The UK Autodrive consortium has completed the 'world’s first' tests involving more than one connected and autonomous vehicle.
The three-day demonstrations took place across two cities and the trials involved around a dozen vehicles, three of which were conventional cars while the rest were driverless pods, currently finding a market in large facilities, such as airports, logistics centres and campuses.
The £20m project adds that this trial will provide valuable data on the road to bringing the technology to the mass market.
'UK Autodrive has been a hugely successful project that was delivered on time and on budget,' said Arup’s Tim Armitage, UK Autodrive project director.
'Taking place in Milton Keynes, Coventry, and on the Horiba MIRA test track, UK Autodrive carried out a series of trials of increasing complexity which have demonstrated the functionality and potential of connected and self-driving cars.
'The programme also delivered a fleet of lightweight, autonomous ‘pods’ which have been designed to operate last-mile services in an urban environment.

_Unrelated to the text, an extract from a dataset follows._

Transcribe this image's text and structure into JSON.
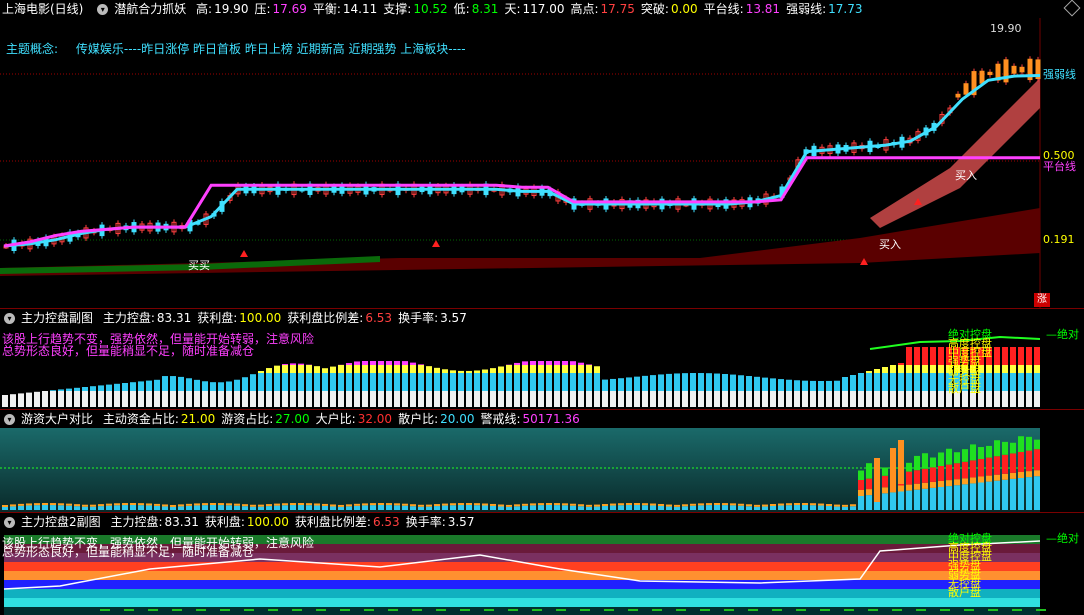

The pods have demonstrated how they could be used to provide a public transport service to residents of Milton Keynes.
'The real advances that the UK Autodrive partners have developed and which we have demonstrated will be shaping the next generation of vehicles, the roads, regulations and safeguards needed to accommodate them, and the people using them.'
Jesse Norman, future of mobility minister, said: 'The increasing automation of our cars is transforming the way we drive, and the government is providing the regulation and investment in order to prepare for the future.
'Automation could bring significant benefits to people right across the country and presents enormous economic opportunities for the UK, with the global market for CAV [connected and autonomous vehicle] technologies expected to be worth over £900m by 2035.
'We are on the cusp of an exciting and profound change in how people, goods and services move around the country which is set to be driven by extraordinary innovation. UK Autodrive is helping put the UK at the forefront of that change.'
The companies participating in the UK Autodrive project include:
- Milton Keynes Council;
- Coventry City Council;
- Jaguar Land Rover;
- Ford Motor Company;
- Tata Motors European Technical Centre;
- RDM Group;
- Gowling WLG;
- Transport Systems Catapult;
- University of Oxford;
- University of Cambridge; and
- the Open University.
Interested observers have expressed some concerns about where all this technology will lead to. Dr Markus Burianski, partner at global law firm White & Case, said: 'The three-year UK government-funded project has no doubt delivered some great results for the companies involved. But just as with all new technologies in development, there are a multitude of novel issues that need to be clarified with driverless cars.
'Companies must develop a strategy to limit their liability and product monitoring obligations at an international level. This could be achieved, for example, by separating hardware (for example, the car) and software (for example, “autonomous driving” as a separate service).
“In addition, companies will also have to optimise their organization and documentation to be able to respond as fast as possible whenever defects or safety vulnerabilities emerge, and to avoid any liability on the part of the company management. I expect to see an increase in disputes in the development of this technology whilst companies get to grips with the complexities of liability, system security and data protection.'